The Toronto International Film Festival is known for its movies and stars, but also for bringing traffic to a standstill while fans wait for a glimpse of their favourite actors.
This year, for the first time since the festival began in 1976, organizers have arranged for a four-day road closure on King Street, turning it into a pedestrian-only promenade complete with a red-carpet welcome for festival goers, between University Avenue and Peter Street.
King Street restaurateurs, who get to extend their patios beyond the narrow sidewalks onto the street, are welcoming the Festival Street initiative expecting it to boost business.
“We’re full the whole time [during TIFF],” said Tony Loschiavo, owner of Paese, an Italian restaurant. “We probably turn away as many people as we serve.”
Loschiavo said the licensed patio extension permit allows him to add 20 seats to his restaurant’s 100-person capacity.
Stargazers hoping for an autograph or picture with celebrities also expect King Street to become more crowded.

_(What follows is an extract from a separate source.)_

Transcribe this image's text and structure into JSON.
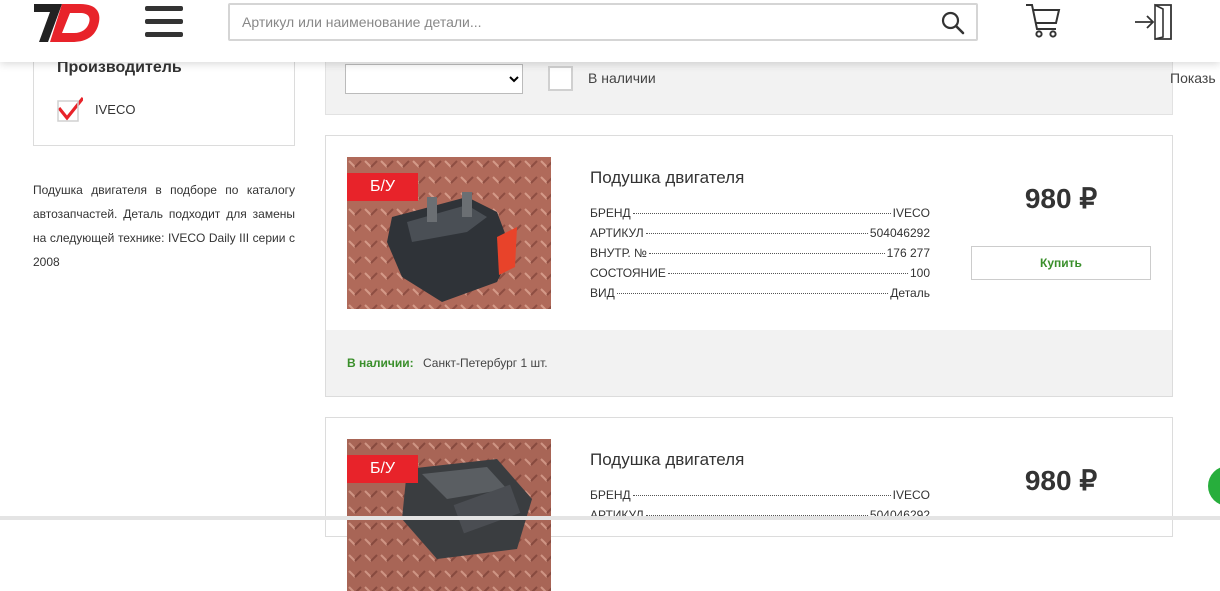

Lisa, a fan who didn’t want her last name used, was waiting outside the Princess Wales Theatre since 9 a.m. to see Robert Downey Jr. at the premiere of The Judge. She said the road closure would “bring a lot more people and that makes it harder for us to get autographs.”
“But it’s great and we should be celebrating that,” she added.
The street festival features a music stage, movie-themed micro-plays presented in collaboration with the Toronto Fringe Festival, art installations, a big chess set, seating areas and food trucks.
Traffic is being rerouted on Spadina Road and University Avenue until 6 a.m. on Monday, Sept. 8.
From Sept. 8 to Sept. 11, King Street will be down to one lane in each direction between John and Duncan streets. The road will fully re-open on Sept. 12.